"The OPEC states -- even the rogues that aid terrorist groups -- will have a market for their product, and unilateral action by the U.S. would lead to much more damage than good, both economically and politically, with only downside for U.S. energy companies, their employees, and investors -- like Pickens."
-- This author, January 26 article
When I took issue with part of T. Boone Pickens' stance on OPEC, stating that his ideas were dangerous to domestic oil producers, I wasn't expecting to get a direct response from Pickens himself. However, the co-founder of Clean Energy Fuels, owner of private investment company BP Capital, and hardcore advocate of wind and natural gas through his Pickens Plan, reached out to to offer specific thoughts and feedback.
While I walked away from the conversation with essentially the same -- if a little more moderated -- opinion, Pickens' insight is certainly worthy of sharing with readers.
Social commitments change the game
There's no denying that the actual cost of getting oil out of the conventional oil fields in Saudi Arabia, Iran, and other Persian Gulf states is significantly lower than producing from shale reserves like the Bakken in North Dakota and Montana. Primary oil producers like Continental Resources (NYSE:CLR), and companies like Pioneer Natural Resources (NYSE:PXD) and Ultra Petroleum (OTC:UPL), which are increasingly producing more oil, rely on oil prices remaining relatively high. OPEC nations could artificially drive prices lower by ramping up output, pushing global oil prices down, causing real harm to U.S. producers, in the event the U.S. made a decision to cut off OPEC imports.
However, Pickens asserts that the events over the past few years, starting with the "Arab Spring" in 2010, which saw no less than four government overthrows and a half-dozen serious protests in other countries, have caused rulers in the region to see the risks of civil unrest. The biggest oil producers, like Saudi Arabia, Kuwait, and Qatar largely managed to avoid social unrest due to massive social programs that are funded by oil. Pickens believes that Saudi Arabia alone spends $60 per barrel of oil -- approximately $9,000 per year per Saudi citizen -- on social programs. As Pickens points out, this dependence on oil revenue for social programs represents a real threat to the Saudi royal family if oil prices head south. This likely extends to other, smaller kingdoms, with similar per-capita spending to support -- and pacify -- its citizens.
Publicly, Saudi Arabia seems to be favoring U.S. oil. Saudi Oil minister Ali al-Naimi recently said that shale oil "is a welcome addition to the world's reserves."
Growing global demand helps; the free market is key
When I asked Pickens specifically about the government's role in this, his answer wasn't direct, but the point was clear. He advocates for a "North American Energy Alliance," as he calls it, and there's a lot of truth to the potential for the U.S., Canada, and Mexico being stronger trading partners in oil. The heart of his argument is a simple one. It doesn't make sense for Canada to send its tar sands oil to the Canadian coast and ship it thousands of miles away to Europe or Asia when the U.S. is importing massive amounts of oil from the Middle East and Venezuela.
The recent positive news for Transcanada's (NYSE:TRP) Keystone XL, passing a big hurdle and moving closer to approval, could be one step toward making this "Energy Alliance" a reality.
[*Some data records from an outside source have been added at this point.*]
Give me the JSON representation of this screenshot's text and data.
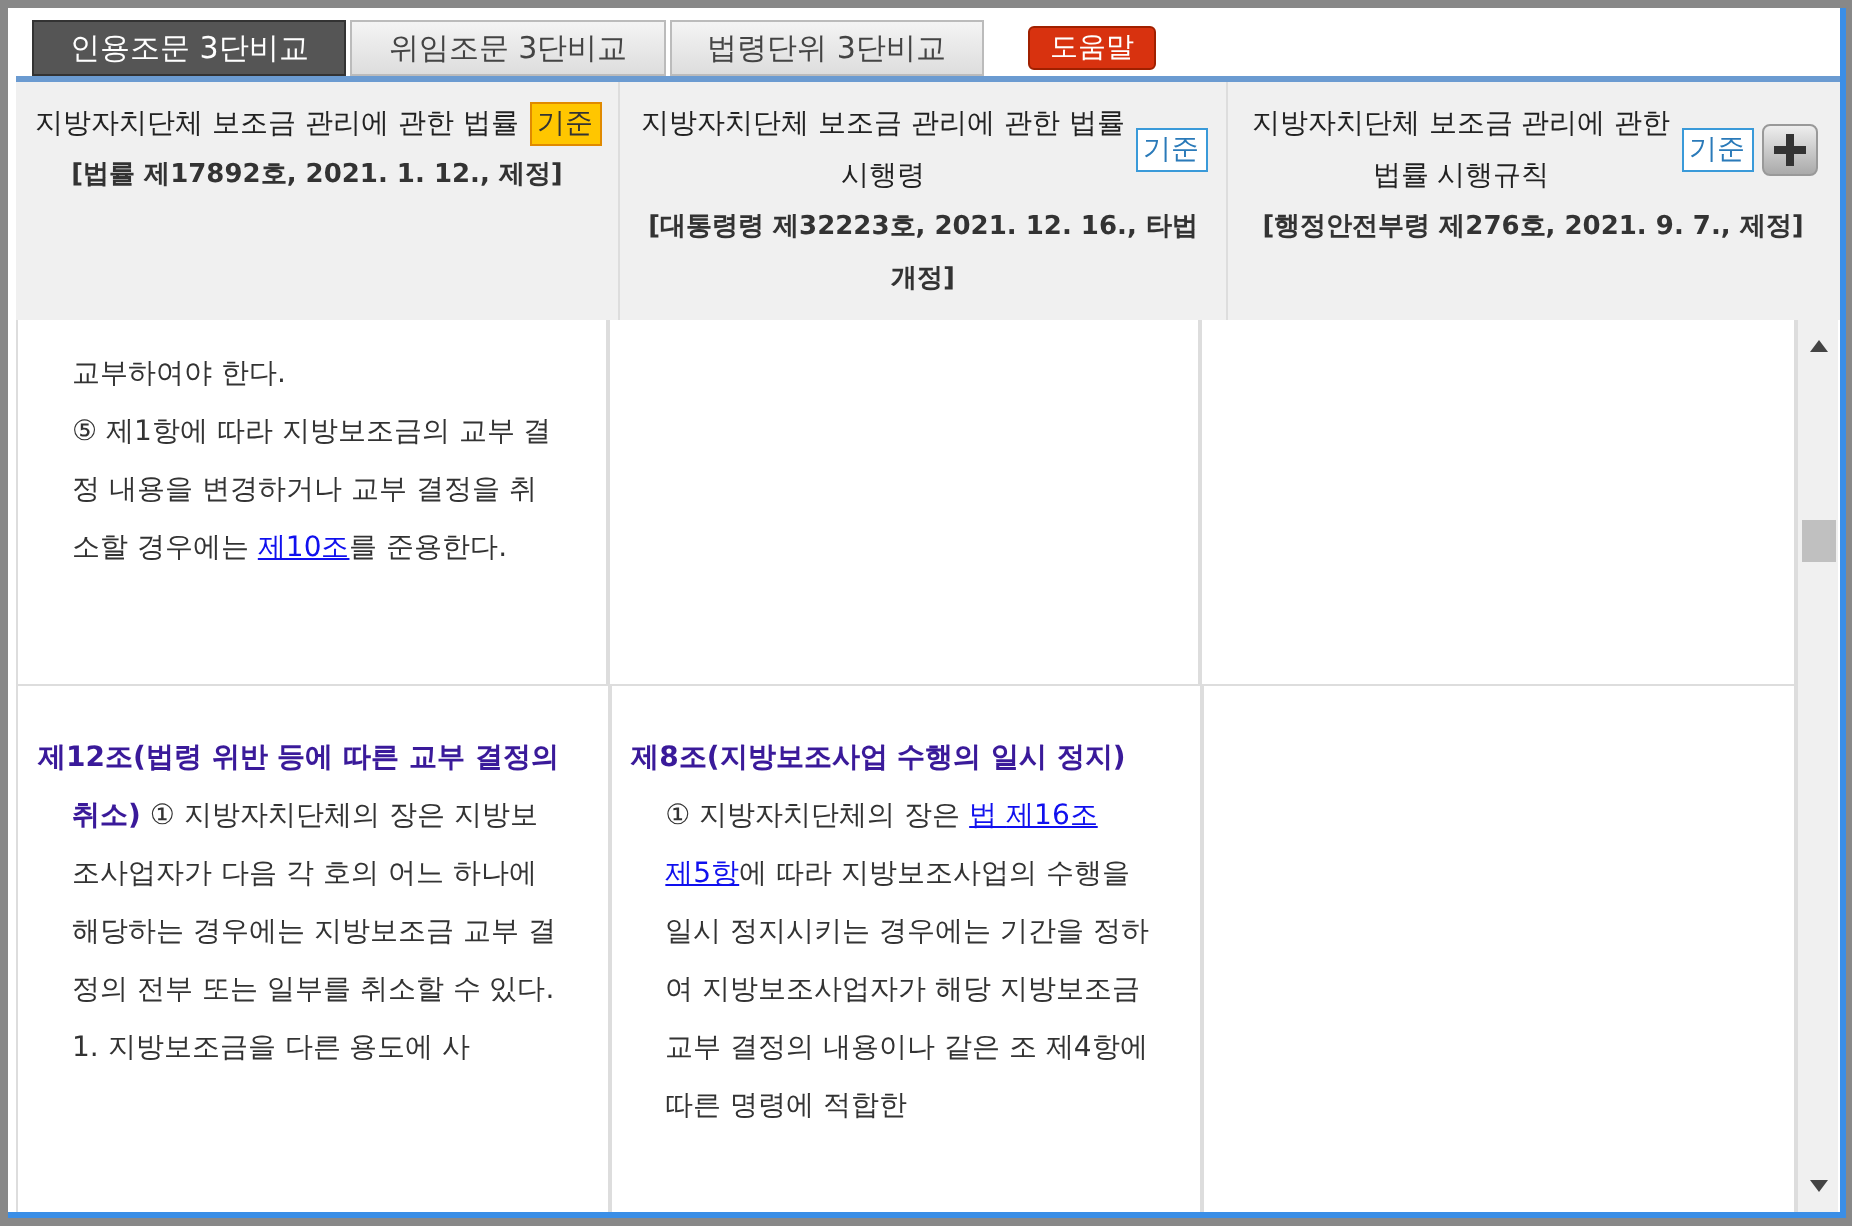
{
  "tabs": [
    {
      "label": "인용조문 3단비교",
      "selected": true
    },
    {
      "label": "위임조문 3단비교",
      "selected": false
    },
    {
      "label": "법령단위 3단비교",
      "selected": false
    }
  ],
  "help_button": "도움말",
  "columns": [
    {
      "title": "지방자치단체 보조금 관리에 관한 법률",
      "badge": "기준",
      "badge_highlighted": true,
      "info": "[법률 제17892호, 2021. 1. 12., 제정]"
    },
    {
      "title": "지방자치단체 보조금 관리에 관한 법률 시행령",
      "badge": "기준",
      "badge_highlighted": false,
      "info": "[대통령령 제32223호, 2021. 12. 16., 타법개정]"
    },
    {
      "title": "지방자치단체 보조금 관리에 관한 법률 시행규칙",
      "badge": "기준",
      "badge_highlighted": false,
      "info": "[행정안전부령 제276호, 2021. 9. 7., 제정]",
      "add_button": true
    }
  ],
  "rows": [
    {
      "cells": [
        {
          "paragraphs": [
            [
              {
                "kind": "text",
                "text": "교부하여야 한다."
              }
            ],
            [
              {
                "kind": "text",
                "text": "⑤ 제1항에 따라 지방보조금의 교부 결정 내용을 변경하거나 교부 결정을 취소할 경우에는 "
              },
              {
                "kind": "link",
                "text": "제10조"
              },
              {
                "kind": "text",
                "text": "를 준용한다."
              }
            ]
          ]
        },
        {},
        {}
      ]
    },
    {
      "cells": [
        {
          "heading": "제12조(법령 위반 등에 따른 교부 결정의 취소)",
          "paragraphs": [
            [
              {
                "kind": "text",
                "text": "① 지방자치단체의 장은 지방보조사업자가 다음 각 호의 어느 하나에 해당하는 경우에는 지방보조금 교부 결정의 전부 또는 일부를 취소할 수 있다."
              }
            ],
            [
              {
                "kind": "text",
                "text": "1. 지방보조금을 다른 용도에 사"
              }
            ]
          ]
        },
        {
          "heading": "제8조(지방보조사업 수행의 일시 정지)",
          "paragraphs": [
            [
              {
                "kind": "text",
                "text": "① 지방자치단체의 장은 "
              },
              {
                "kind": "link",
                "text": "법 "
              },
              {
                "kind": "link",
                "text": "제16조"
              },
              {
                "kind": "link",
                "text": "제5항"
              },
              {
                "kind": "text",
                "text": "에 따라 지방보조사업의 수행을 일시 정지시키는 경우에는 기간을 정하여 지방보조사업자가 해당 지방보조금 교부 결정의 내용이나 같은 조 제4항에 따른 명령에 적합한"
              }
            ]
          ]
        },
        {}
      ]
    }
  ]
}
Not only is America's political relationship with Canada and Mexico stronger than any of the OPEC producers, the economic benefits of regional oil, versus transatlantic shipping, aren't fictional. While there are environmental concerns with stretching a massive pipeline across the middle of the country, the bottom line is this Canadian oil is going to be produced and sold on the market. Importing it into the U.S. would simply offset imports from another part of the world, and wouldn't require unilateral action by the U.S. government to cut off any of the OPEC suppliers directly.
As to Mexico's role, recent moves to allow government-owned Pemex to partner with private companies to increase its production could potentially lead to even more offsetting of overseas imports. For U.S. producers like Continental and Pioneer, with strong technical expertise in shale production, the Mexican market could present an opportunity for growth over the next decade.
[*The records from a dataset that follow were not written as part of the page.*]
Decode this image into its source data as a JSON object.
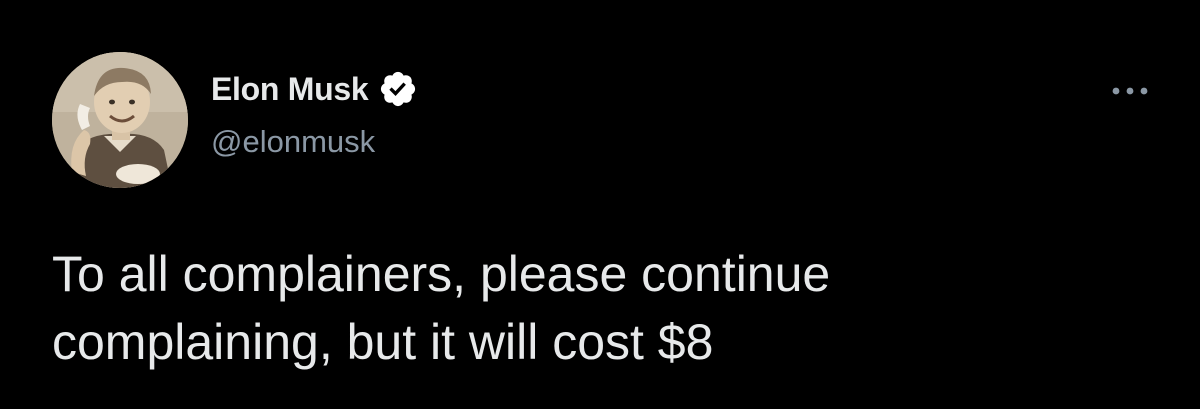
{
  "tweet": {
    "author": {
      "display_name": "Elon Musk",
      "handle": "@elonmusk",
      "verified": true
    },
    "text_lines": [
      "To all complainers, please continue",
      "complaining, but it will cost $8"
    ],
    "icons": {
      "verified": "verified-badge-icon",
      "more": "more-options-icon"
    }
  },
  "colors": {
    "background": "#000000",
    "primary_text": "#e7e9ea",
    "secondary_text": "#8b98a5",
    "verified_badge": "#ffffff"
  }
}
Final thoughts: Government should get out of the way while fostering development
Pickens has pointed out many times that the U.S. doesn't have an energy plan. With the Keystone XL pipeline, for example, the Department of Energy has played almost no role. The State Department handles the cross-border aspect of the pipeline, and was the key agency handling the environmental study just completed. Though the Keystone XL would tie into U.S. pipelines feeding domestic refineries and not reach the Gulf for export, any exporting of oil would be the purview of the Department of Commerce.
Pickens points to this lack of a singular entity being involved as one of the problems with America's energy policy. At the end of the day, it seems that his focus is more on the government getting out of the way by approving the Keystone XL pipeline, while also helping to accelerate the advancement of wind, solar, and natural gas through legislation like the Natural Gas Act -- which would pave the way for adoption of NG as a transportation fuel.
While Pickens' rhetoric may be aggressive at times, the core of his beliefs certainly rings true, as long as the economics of expensive oil and cheap domestic natural gas hold up. For that to remain the case, the U.S. will likely depend on at least some OPEC oil for the foreseeable future.